Mark Dantonio Steps Down. Who will step up?

I correctly read the tea leaves…

Mark Dantonio took over a dismal program that won just 39 games in 7 seasons prior to his arrival, yet thereafter Mark Dantonio climbed an improbable mountain by winning 115 games, 6 bowl games, 4 division titles, 3 Big Ten titles and earned an invitation to the coveted College Football Playoff.

Yet, the landscape has changed.

After LSU beat Clemson to win the National Championship, whereby LSU posted an eye glazing 628 Yards, I wrote LSU’s Offensive production underscored just how far Michigan State’s Offense had fallen below the best in the land. It further underscored that Michigan State needed to execute changes to their Offensive staff to regain competitive footing.

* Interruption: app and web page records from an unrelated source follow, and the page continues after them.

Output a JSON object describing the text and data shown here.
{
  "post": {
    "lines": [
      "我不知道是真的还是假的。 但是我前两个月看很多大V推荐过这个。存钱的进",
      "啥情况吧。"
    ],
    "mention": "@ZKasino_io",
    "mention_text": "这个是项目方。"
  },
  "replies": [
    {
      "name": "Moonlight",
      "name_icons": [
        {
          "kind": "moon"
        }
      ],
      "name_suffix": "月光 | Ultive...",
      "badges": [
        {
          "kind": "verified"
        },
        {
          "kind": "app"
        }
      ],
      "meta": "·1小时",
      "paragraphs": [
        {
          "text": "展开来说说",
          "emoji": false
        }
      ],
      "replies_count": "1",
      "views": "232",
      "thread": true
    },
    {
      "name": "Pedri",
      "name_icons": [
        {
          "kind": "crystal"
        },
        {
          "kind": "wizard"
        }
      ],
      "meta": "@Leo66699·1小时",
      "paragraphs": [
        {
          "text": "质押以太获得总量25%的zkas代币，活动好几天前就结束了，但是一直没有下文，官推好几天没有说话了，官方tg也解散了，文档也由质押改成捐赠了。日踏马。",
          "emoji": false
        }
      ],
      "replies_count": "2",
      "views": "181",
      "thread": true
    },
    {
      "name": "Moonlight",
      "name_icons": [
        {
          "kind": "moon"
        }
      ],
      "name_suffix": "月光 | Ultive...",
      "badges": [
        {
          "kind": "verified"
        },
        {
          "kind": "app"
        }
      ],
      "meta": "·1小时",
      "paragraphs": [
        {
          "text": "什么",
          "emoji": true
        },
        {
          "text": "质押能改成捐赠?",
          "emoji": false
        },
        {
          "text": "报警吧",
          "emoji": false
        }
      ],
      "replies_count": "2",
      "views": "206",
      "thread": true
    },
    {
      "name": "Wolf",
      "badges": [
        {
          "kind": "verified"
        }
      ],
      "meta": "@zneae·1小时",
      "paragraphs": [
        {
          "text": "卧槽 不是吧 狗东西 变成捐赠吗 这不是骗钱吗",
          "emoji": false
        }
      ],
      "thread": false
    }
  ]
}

After all, LSU averaged nearly 570 Yards per game during the 2019 season while the Spartans averaged just 370 Yards.

It’s important to note, the best Offenses in the land were averaging more than 45 points per game in 2019, while the Spartans Offense was painfully inconsistent, averaging a meager 22 points per game, ranked in the bottom 15 percentile of 130 D-1 Schools and ranked #112 in terms of Red Zone Scoring.

Offensively, it wasn’t a one year swoon: the Spartans Offense hasn’t averaged more than 25 points per game since 2015, so clearly changes were needed, but did Mark Dantonio have an appetite to make changes and correct course?

I pointed out in early January that the most obvious time to make staff changes was prior to the Bowl season inasmuch as the emphasis should be upon future improvement and not necessarily upon winning a low tier Bowl Game, yet no changes were made. Of course, the next best time to execute staff changes was within a week after the Bowl game, and yet no changes.

So, from my perspective, as someone who was immersed in organizational dynamics during my 35 year corporate career (whereby I learned to read the tea leaves if you will), it was obvious to me that Mark Dantonio did not have an appetite to execute staff changes amongst a cadre of coaches for whom he had associations going back to his days at Ohio State nearly 20 years ago.

That’s understandable: needless to say, it’s tough business informing staff member who helped climb the mountain and collect trophies that their services are no longer needed. And so, Mark Dantonio took another tack: he stepped down.

So, what’s next?

Apparently, Mark Dantonio will stay on in the Athletic Department and from the perspective of organizational continuity, that’s a good thing.

I trust Mark Dantonio will be instrumental in searching and hiring a new coach. Who will that coach be? The Spartans need to embark upon a coherent search and due to timing, it might make sense to appoint an interim coach (ala Ohio State whereby Luke Fickell took over for Jim Tressel) and thereafter set about to hire the best coaching candidate for the 2021 season.

At any measure, Bill Beekman will benefit from the input of Mark Dantonio. After all, Bill Beekman has degrees in Business and Law, and while he is a brilliant administrator within the University, he is by all measures inexperienced as a professional Athletic Director, and hiring championship coaches is not for the inexperienced or faint of heart.

At the bottom line: there is lots of unfounded hysteria.

I have read some nonsensical commentary that Michigan State is neither a glamorous job, or a desirable destination, to which I say…that’s NONSENSICAL BS.

In terms or resources and facilities, Michigan State is amongst the best in the land. Ask any coach in the country. And Spartan Stadium is considered one of the most intimidating venues for visiting teams to play, so there will be plenty of interest, yet Michigan State needs to conduct a coherent search…but to hire the best coach, Michigan State needs to determine “who do we want to be?”.

Hopefully, the Spartans will never engage in “winning at all costs” but compensation for Assistant Coaches needs to come into the 21st Century. By all measures, current compensation for assistant coaches is below the curve.

And football has changed: 3 yards and a cloud of dust no longer exists and elements of the “Spread” have taken over the game.

Relying upon a dominating Defense to control the game until the Offense scores enough points to win is an outdated model and the Spartans Offense must evolve into the 21st Century. As noted, the Spartans ranked #105 amongst 130 D-1 Schools in terms of Scoring Offense, averaging just 22 Points per game. Yet when measured in Big Ten competition, the Spartans Offense averaged a dismal 19.8 Points per game, and only 3 Big Ten schools scored less. That has to change!

At the bottom line, the numbers don’t lie, and the numbers tell us to return to Championship contention, the Spartans must deploy a 21st Century Offensive philosophy. Mark Dantonio needed to change a good portion of his staff to enable Spartan Football to evolve and stay abreast of scouting, recruiting, player development and scheme.

So, at the bottom line, It’s better to close the book and step down with one’s integrity intact and one’s head held high…and Mark Dantonio can do that. And now we look to Michigan State President, Samuel Stanley, AD, Bill Beekman and Mark Dantonio to write the next Championship Chapter. The late John Hannah and Biggie Munn will be watching.